Overstock.com, its blockchain trading platform subsidiary tZERO and brokerage Siebert Financial on Thursday said they have signed a letter of intent to enter into a partnership to offer deeply discounted online trading of stocks, with plans to expand that to blockchain trading.
In the process, Overstock founder-CEO Patrick Byrne is seeking to sell the company’s e-commerce business to an entity that would run it or take it private, Byrne told CNBC. This would raise money to fund some of his blockchain-related efforts, he said.
Libertarian Byrne has long been a proponent of crypto-currency, saying many times in recent years that it provides the world with freedom from self-interested banks and governments. In 2014, Overstock became the first major retailer to accept Bitcoin as a payment option.

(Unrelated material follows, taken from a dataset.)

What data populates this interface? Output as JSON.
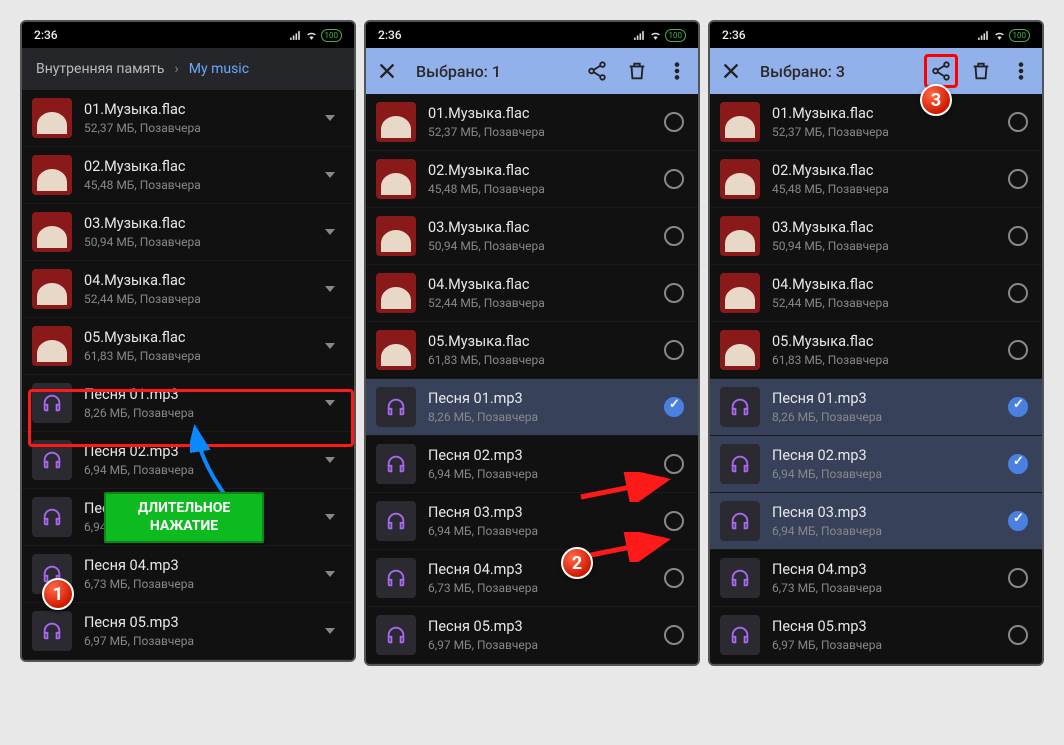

Crypto-currency has surged — in value and interest — in recent weeks. It pushed further into the mainstream when the Chicago Board Options Exchange began trading blockchain futures on Dec. 10, and has garnered a lot of attention in recent weeks as values soared to record highs.
Despite all that, the future of the technology remains uncertain. Much of its development and how it will be valued hinges on how the tech is perceived, simply as a form of "digital cash" or a deeper way to participate in commerce without the involvement of banks or governments.
Aside from Overstock, retailers haven’t participated in blockchain-driven commerce. A few Etsy sellers, Newegg and others take bitcoin, though in most cases they are likely immediately converting those payments to dollars, rendering the policy largely symbolic.
Much easier to grasp is the fact that Byrne appears to be walking away from his retail enterprise. "My goal is [within] 60 to 90 days, we walk away from this," Byrne told CNBC Wednesday.